» **WHAT TO WORK ON**:
All lines of the data shown below should be output exactly as they stand.

» **PROVIDED ENTRIES**:
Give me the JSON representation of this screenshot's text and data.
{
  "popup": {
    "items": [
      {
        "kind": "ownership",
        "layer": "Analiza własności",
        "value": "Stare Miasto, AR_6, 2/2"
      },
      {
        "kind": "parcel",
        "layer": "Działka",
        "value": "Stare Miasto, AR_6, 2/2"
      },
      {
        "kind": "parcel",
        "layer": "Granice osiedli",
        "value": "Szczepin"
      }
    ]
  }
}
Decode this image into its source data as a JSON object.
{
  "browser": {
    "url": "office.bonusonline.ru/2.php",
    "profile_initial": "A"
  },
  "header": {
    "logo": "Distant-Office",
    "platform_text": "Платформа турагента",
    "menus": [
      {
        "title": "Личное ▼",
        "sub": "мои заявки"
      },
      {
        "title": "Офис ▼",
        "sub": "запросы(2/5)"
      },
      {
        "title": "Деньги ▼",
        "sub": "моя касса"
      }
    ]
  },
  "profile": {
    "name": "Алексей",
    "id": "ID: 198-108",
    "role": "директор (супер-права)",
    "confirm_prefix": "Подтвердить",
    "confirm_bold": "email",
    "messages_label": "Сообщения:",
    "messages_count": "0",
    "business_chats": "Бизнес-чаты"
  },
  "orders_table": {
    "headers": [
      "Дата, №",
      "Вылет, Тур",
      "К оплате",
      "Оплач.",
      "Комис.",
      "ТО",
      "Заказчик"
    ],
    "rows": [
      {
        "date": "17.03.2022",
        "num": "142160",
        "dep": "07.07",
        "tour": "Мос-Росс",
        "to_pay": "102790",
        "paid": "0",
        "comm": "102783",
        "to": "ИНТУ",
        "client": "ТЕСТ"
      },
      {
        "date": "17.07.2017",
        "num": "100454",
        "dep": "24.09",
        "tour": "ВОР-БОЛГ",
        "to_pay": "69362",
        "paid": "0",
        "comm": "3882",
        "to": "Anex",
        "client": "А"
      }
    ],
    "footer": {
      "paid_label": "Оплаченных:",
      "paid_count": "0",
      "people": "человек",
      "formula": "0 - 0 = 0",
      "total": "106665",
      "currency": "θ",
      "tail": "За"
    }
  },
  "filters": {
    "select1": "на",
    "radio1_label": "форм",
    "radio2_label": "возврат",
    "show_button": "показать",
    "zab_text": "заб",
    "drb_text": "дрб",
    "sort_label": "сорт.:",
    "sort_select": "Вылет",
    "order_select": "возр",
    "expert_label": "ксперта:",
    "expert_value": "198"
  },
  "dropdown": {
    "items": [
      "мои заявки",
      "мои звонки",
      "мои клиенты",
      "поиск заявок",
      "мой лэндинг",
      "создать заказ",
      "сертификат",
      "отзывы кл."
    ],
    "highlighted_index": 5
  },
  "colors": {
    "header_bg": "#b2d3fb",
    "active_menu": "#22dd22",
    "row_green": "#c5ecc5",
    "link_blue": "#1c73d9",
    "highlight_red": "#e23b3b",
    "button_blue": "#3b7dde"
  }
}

» **TASK SOLUTION**:
Give me the JSON representation of this screenshot's text and data.
{
  "popup": {
    "items": [
      {
        "kind": "ownership",
        "layer": "Analiza własności",
        "value": "Stare Miasto, AR_6, 2/2"
      },
      {
        "kind": "parcel",
        "layer": "Działka",
        "value": "Stare Miasto, AR_6, 2/2"
      },
      {
        "kind": "parcel",
        "layer": "Granice osiedli",
        "value": "Szczepin"
      }
    ]
  }
}
Decode this image into its source data as a JSON object.
{
  "browser": {
    "url": "office.bonusonline.ru/2.php",
    "profile_initial": "A"
  },
  "header": {
    "logo": "Distant-Office",
    "platform_text": "Платформа турагента",
    "menus": [
      {
        "title": "Личное ▼",
        "sub": "мои заявки"
      },
      {
        "title": "Офис ▼",
        "sub": "запросы(2/5)"
      },
      {
        "title": "Деньги ▼",
        "sub": "моя касса"
      }
    ]
  },
  "profile": {
    "name": "Алексей",
    "id": "ID: 198-108",
    "role": "директор (супер-права)",
    "confirm_prefix": "Подтвердить",
    "confirm_bold": "email",
    "messages_label": "Сообщения:",
    "messages_count": "0",
    "business_chats": "Бизнес-чаты"
  },
  "orders_table": {
    "headers": [
      "Дата, №",
      "Вылет, Тур",
      "К оплате",
      "Оплач.",
      "Комис.",
      "ТО",
      "Заказчик"
    ],
    "rows": [
      {
        "date": "17.03.2022",
        "num": "142160",
        "dep": "07.07",
        "tour": "Мос-Росс",
        "to_pay": "102790",
        "paid": "0",
        "comm": "102783",
        "to": "ИНТУ",
        "client": "ТЕСТ"
      },
      {
        "date": "17.07.2017",
        "num": "100454",
        "dep": "24.09",
        "tour": "ВОР-БОЛГ",
        "to_pay": "69362",
        "paid": "0",
        "comm": "3882",
        "to": "Anex",
        "client": "А"
      }
    ],
    "footer": {
      "paid_label": "Оплаченных:",
      "paid_count": "0",
      "people": "человек",
      "formula": "0 - 0 = 0",
      "total": "106665",
      "currency": "θ",
      "tail": "За"
    }
  },
  "filters": {
    "select1": "на",
    "radio1_label": "форм",
    "radio2_label": "возврат",
    "show_button": "показать",
    "zab_text": "заб",
    "drb_text": "дрб",
    "sort_label": "сорт.:",
    "sort_select": "Вылет",
    "order_select": "возр",
    "expert_label": "ксперта:",
    "expert_value": "198"
  },
  "dropdown": {
    "items": [
      "мои заявки",
      "мои звонки",
      "мои клиенты",
      "поиск заявок",
      "мой лэндинг",
      "создать заказ",
      "сертификат",
      "отзывы кл."
    ],
    "highlighted_index": 5
  },
  "colors": {
    "header_bg": "#b2d3fb",
    "active_menu": "#22dd22",
    "row_green": "#c5ecc5",
    "link_blue": "#1c73d9",
    "highlight_red": "#e23b3b",
    "button_blue": "#3b7dde"
  }
}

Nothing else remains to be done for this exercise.